What is being asked
Filter the lines below, copying only those with the string "arrow".

Given information
--------

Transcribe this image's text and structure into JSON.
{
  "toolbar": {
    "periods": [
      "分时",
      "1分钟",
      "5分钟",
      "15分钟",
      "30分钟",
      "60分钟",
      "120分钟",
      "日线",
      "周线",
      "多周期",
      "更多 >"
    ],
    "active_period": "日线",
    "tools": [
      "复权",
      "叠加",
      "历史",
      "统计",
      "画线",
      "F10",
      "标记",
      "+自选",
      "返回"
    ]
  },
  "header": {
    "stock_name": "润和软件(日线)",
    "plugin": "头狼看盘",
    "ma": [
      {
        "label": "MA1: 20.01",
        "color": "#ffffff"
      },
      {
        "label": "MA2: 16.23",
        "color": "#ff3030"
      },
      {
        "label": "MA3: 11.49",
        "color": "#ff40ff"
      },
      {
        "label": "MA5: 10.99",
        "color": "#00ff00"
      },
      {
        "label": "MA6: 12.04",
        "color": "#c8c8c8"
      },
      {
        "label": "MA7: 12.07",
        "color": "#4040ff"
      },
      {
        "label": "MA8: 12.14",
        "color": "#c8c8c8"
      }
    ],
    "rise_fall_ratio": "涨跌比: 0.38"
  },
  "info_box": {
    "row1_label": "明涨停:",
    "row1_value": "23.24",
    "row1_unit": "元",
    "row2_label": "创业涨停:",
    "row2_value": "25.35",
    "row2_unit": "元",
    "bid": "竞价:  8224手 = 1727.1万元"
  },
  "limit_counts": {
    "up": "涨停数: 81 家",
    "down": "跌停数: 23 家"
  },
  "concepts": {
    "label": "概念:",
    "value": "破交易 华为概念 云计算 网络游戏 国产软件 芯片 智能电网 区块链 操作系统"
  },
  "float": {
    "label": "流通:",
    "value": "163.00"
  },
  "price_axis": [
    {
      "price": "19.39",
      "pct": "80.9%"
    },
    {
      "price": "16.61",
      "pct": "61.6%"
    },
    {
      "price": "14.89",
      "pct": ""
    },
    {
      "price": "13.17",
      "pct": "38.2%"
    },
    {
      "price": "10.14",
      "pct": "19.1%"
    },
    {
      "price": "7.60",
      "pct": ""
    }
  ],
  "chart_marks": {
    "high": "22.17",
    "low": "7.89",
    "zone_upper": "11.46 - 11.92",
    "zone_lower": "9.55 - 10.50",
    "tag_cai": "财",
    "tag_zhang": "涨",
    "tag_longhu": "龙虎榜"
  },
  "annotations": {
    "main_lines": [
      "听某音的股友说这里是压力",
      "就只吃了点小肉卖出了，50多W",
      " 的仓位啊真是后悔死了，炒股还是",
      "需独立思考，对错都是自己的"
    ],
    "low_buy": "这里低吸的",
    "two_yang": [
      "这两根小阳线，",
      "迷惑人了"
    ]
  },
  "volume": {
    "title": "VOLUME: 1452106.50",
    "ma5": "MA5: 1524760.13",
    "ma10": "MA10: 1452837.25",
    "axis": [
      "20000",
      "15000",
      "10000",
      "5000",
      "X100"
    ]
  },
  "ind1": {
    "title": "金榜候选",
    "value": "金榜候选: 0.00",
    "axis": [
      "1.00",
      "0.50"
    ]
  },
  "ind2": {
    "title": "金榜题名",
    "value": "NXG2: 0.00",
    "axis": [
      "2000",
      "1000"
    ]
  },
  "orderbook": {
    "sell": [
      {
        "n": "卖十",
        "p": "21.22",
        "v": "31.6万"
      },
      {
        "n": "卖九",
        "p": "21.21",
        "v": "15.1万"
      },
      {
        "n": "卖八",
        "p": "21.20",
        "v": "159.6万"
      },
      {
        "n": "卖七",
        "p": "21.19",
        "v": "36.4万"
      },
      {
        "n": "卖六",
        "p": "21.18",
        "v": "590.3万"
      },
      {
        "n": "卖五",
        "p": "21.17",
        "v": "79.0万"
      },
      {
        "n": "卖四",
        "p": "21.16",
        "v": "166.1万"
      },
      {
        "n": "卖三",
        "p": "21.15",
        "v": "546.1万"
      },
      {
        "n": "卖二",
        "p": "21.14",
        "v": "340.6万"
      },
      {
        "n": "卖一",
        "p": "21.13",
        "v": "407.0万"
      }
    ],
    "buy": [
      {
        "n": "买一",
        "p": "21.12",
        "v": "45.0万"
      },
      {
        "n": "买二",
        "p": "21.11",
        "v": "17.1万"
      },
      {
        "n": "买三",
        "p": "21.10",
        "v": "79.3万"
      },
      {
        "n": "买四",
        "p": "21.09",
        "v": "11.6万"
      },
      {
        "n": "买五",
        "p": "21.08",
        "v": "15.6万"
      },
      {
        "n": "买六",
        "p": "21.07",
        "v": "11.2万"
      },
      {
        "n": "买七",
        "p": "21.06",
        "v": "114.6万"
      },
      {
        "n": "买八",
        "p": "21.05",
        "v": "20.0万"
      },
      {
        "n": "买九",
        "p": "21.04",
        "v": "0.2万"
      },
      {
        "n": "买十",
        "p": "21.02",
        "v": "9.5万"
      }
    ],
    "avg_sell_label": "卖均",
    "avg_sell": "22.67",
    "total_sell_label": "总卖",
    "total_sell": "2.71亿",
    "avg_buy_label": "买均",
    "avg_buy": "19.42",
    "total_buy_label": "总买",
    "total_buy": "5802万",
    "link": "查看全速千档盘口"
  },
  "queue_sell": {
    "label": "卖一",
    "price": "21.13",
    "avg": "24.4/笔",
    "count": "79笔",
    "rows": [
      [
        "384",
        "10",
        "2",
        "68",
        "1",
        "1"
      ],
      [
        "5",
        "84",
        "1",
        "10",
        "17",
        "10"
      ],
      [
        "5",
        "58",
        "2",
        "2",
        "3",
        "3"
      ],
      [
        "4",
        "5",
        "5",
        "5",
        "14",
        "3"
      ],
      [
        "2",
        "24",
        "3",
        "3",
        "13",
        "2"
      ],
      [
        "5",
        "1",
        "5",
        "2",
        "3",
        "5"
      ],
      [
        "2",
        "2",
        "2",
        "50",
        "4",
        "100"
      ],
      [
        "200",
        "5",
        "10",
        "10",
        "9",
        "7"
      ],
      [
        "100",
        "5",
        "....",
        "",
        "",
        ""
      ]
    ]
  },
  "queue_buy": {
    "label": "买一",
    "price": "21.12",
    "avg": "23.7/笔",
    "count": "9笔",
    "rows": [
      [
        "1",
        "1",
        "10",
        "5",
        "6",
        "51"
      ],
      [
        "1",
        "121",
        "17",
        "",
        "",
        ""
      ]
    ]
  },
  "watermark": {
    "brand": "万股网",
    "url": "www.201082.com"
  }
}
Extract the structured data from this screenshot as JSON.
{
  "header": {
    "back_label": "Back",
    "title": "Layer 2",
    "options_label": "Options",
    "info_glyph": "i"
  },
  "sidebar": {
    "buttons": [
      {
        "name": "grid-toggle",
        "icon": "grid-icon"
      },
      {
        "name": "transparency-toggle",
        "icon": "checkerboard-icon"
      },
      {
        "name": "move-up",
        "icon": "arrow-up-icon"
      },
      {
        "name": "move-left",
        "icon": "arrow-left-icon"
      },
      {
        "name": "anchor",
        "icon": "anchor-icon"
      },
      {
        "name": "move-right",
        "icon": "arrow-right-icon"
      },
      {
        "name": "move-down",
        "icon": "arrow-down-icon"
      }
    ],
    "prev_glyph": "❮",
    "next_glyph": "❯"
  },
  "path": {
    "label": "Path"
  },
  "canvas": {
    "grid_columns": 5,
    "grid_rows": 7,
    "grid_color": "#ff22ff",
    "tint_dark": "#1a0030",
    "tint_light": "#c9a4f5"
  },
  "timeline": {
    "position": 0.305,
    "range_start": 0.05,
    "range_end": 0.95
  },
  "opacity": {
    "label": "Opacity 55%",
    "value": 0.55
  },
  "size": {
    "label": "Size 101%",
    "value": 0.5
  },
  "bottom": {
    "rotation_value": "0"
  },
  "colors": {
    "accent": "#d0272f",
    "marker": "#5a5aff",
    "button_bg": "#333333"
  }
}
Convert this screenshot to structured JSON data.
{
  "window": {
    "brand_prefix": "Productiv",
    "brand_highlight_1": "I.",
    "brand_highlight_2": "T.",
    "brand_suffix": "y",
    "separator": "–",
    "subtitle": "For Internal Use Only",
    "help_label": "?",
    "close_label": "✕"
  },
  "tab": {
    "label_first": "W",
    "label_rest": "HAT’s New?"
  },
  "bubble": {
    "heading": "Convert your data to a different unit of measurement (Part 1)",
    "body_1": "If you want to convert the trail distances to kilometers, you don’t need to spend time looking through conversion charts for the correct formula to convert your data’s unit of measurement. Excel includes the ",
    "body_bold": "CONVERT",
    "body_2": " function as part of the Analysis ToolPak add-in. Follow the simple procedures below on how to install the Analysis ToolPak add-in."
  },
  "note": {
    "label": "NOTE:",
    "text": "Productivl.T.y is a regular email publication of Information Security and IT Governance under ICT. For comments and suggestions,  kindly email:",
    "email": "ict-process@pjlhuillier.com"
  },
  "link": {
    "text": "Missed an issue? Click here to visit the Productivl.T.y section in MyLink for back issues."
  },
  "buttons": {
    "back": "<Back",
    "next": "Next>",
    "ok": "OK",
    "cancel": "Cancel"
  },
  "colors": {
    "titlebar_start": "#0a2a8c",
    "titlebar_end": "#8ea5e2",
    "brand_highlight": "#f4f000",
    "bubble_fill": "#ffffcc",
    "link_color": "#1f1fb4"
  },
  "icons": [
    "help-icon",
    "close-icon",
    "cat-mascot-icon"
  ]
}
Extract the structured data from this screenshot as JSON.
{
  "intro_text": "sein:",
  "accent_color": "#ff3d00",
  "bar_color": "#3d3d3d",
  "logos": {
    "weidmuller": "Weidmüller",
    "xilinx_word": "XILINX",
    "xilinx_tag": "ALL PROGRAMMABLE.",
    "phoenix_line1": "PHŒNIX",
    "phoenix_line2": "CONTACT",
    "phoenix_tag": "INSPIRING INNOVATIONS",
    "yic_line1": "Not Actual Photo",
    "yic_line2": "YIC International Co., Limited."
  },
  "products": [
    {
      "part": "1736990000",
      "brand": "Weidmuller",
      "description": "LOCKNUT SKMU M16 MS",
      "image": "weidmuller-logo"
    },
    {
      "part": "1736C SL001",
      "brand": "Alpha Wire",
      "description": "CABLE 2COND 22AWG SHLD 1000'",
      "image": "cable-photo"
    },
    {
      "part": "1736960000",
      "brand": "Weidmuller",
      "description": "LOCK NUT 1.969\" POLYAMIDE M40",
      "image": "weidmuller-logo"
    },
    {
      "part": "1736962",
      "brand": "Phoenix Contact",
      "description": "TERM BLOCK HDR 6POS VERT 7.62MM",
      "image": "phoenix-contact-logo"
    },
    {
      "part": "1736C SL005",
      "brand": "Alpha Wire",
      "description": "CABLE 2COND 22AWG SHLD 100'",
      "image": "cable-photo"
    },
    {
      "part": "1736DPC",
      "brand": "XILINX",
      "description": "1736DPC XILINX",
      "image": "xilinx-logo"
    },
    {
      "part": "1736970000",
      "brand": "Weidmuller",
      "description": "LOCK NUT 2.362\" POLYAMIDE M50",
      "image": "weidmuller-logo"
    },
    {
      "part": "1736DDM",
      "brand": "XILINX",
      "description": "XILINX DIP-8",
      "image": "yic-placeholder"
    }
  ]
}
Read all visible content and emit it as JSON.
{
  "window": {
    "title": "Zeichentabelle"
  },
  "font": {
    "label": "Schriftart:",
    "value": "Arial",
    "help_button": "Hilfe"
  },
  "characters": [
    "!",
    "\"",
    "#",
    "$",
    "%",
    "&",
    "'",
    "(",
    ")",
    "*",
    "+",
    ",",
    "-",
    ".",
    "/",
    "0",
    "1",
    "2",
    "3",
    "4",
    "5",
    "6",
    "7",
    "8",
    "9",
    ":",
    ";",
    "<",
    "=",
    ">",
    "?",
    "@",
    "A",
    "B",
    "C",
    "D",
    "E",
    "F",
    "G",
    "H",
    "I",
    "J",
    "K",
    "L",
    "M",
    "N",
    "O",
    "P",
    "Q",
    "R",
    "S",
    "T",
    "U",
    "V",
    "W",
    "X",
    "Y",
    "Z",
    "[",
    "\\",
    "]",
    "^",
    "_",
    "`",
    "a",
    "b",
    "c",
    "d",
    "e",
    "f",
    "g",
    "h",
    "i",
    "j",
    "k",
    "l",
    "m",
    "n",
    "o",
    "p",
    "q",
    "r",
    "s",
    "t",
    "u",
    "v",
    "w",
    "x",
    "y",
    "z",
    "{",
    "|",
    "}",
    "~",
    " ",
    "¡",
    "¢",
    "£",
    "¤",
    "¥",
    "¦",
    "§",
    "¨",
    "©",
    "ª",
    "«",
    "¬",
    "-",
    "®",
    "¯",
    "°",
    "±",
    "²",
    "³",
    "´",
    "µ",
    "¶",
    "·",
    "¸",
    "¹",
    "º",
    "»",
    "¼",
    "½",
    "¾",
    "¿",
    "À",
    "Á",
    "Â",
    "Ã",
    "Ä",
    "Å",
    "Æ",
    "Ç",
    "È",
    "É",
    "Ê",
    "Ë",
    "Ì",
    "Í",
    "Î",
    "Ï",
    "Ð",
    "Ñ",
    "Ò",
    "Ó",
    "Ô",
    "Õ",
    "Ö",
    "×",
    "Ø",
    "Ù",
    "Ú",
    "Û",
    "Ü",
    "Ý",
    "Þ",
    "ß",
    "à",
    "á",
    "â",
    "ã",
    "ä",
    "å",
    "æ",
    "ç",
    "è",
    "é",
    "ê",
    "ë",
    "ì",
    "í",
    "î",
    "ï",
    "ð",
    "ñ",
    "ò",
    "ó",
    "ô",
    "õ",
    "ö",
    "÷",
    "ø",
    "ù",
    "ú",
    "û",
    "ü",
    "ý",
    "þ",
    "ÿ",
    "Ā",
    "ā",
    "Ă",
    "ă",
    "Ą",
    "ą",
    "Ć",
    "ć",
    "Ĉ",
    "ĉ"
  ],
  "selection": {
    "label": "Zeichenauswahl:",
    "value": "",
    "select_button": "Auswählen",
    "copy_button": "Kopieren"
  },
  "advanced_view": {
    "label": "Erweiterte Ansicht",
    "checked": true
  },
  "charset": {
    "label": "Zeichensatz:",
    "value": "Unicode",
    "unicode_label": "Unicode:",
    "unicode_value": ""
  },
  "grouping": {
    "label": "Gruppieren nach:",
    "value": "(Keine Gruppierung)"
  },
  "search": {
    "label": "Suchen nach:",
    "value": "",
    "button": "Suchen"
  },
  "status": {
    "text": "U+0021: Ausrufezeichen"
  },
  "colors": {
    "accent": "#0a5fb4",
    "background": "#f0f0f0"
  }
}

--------

Your solution
        "icon": "arrow-up-icon"
        "icon": "arrow-left-icon"
        "icon": "arrow-right-icon"
        "icon": "arrow-down-icon"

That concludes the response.